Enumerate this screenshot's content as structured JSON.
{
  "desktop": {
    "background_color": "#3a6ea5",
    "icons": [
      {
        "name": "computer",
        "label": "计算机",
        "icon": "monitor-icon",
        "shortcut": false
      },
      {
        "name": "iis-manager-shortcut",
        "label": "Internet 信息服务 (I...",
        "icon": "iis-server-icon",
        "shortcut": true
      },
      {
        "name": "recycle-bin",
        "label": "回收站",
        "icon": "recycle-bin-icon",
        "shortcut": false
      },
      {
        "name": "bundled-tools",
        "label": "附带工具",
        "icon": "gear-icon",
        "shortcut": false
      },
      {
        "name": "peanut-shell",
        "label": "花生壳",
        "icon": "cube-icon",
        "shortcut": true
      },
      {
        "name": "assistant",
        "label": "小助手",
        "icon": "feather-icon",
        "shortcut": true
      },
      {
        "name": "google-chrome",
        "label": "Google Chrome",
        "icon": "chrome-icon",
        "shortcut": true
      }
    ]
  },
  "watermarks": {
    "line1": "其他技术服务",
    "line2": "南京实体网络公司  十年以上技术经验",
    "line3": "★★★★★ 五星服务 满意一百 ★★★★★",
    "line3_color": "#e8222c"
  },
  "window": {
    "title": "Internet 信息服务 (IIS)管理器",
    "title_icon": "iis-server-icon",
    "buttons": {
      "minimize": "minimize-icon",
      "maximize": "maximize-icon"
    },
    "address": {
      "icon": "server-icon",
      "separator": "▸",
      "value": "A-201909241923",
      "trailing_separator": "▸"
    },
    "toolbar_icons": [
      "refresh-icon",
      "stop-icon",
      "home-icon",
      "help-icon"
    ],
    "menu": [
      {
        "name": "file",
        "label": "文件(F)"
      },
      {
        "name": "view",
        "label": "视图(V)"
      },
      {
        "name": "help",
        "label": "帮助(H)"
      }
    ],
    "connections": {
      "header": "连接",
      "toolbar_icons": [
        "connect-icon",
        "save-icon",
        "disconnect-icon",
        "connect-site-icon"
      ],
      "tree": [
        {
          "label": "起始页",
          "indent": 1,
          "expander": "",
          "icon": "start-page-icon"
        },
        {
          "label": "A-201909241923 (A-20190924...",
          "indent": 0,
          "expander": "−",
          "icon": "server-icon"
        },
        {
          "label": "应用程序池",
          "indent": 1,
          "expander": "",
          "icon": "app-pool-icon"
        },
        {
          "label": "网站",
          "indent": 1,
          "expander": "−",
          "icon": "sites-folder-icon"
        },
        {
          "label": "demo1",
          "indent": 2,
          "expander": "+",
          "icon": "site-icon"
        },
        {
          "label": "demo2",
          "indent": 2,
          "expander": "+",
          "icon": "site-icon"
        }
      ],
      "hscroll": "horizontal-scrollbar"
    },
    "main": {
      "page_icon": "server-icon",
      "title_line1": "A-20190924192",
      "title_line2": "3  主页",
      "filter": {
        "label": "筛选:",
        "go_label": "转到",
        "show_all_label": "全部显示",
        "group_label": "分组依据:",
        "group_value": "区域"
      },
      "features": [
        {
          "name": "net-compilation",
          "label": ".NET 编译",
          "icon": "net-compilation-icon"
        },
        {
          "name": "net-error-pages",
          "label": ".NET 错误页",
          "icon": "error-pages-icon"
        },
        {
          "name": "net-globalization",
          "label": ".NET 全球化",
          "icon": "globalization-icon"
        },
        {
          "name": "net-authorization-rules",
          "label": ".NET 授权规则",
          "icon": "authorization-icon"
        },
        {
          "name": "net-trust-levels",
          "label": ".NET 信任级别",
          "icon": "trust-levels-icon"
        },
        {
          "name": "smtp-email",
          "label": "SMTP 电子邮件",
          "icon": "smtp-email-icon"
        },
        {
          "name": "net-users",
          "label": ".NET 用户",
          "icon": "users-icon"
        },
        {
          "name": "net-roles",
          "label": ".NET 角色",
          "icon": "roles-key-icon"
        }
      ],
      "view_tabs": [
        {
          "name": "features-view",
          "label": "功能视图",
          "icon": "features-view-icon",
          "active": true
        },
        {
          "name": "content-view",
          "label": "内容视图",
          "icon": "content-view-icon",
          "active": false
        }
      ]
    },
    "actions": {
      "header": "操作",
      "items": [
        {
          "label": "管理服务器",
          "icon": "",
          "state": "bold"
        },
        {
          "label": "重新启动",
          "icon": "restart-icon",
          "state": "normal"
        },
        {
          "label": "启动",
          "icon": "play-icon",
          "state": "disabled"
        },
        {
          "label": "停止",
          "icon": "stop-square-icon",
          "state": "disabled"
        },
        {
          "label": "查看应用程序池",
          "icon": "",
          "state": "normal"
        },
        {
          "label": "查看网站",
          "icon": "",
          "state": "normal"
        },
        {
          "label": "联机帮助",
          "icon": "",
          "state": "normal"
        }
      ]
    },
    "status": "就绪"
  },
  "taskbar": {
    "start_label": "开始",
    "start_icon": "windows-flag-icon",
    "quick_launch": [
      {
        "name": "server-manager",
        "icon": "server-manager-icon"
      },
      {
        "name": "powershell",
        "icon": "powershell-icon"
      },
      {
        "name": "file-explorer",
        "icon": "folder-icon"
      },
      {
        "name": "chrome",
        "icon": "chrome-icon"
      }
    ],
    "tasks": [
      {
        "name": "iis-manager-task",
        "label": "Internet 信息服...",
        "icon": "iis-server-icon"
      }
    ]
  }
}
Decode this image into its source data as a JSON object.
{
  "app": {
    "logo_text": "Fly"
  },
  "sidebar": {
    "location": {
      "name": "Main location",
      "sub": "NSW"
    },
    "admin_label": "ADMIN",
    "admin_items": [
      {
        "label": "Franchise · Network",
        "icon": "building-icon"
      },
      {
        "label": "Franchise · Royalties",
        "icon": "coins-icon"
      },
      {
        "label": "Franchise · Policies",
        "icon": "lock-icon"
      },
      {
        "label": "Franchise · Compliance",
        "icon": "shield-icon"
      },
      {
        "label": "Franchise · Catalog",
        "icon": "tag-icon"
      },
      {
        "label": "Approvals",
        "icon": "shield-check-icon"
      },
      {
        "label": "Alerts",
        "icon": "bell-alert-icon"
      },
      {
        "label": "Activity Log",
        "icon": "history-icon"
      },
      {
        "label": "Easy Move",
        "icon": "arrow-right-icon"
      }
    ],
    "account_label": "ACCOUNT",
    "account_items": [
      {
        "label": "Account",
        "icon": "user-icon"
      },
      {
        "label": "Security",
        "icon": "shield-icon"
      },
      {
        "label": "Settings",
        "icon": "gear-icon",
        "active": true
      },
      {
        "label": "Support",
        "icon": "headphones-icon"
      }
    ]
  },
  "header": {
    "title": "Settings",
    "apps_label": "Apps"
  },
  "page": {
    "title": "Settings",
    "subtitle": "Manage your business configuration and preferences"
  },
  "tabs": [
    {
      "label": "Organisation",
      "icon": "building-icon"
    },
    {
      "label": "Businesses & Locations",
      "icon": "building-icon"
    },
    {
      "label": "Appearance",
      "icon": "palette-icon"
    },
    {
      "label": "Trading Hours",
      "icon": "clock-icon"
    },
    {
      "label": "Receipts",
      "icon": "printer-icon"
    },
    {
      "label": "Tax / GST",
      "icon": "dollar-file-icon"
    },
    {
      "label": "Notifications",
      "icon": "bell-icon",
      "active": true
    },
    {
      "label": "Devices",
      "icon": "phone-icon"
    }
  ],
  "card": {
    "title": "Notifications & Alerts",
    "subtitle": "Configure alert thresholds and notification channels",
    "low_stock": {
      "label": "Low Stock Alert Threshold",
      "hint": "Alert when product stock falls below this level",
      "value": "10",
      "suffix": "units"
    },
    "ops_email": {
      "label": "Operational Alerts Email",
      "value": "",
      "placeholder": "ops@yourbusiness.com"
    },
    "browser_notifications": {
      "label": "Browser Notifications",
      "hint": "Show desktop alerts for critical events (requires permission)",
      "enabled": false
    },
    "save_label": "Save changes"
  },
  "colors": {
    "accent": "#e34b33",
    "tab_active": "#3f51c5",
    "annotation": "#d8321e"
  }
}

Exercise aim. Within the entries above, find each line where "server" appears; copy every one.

Output below.
        "icon": "iis-server-icon",
    "title_icon": "iis-server-icon",
      "icon": "server-icon",
          "icon": "server-icon"
      "page_icon": "server-icon",
        "name": "server-manager",
        "icon": "server-manager-icon"
        "icon": "iis-server-icon"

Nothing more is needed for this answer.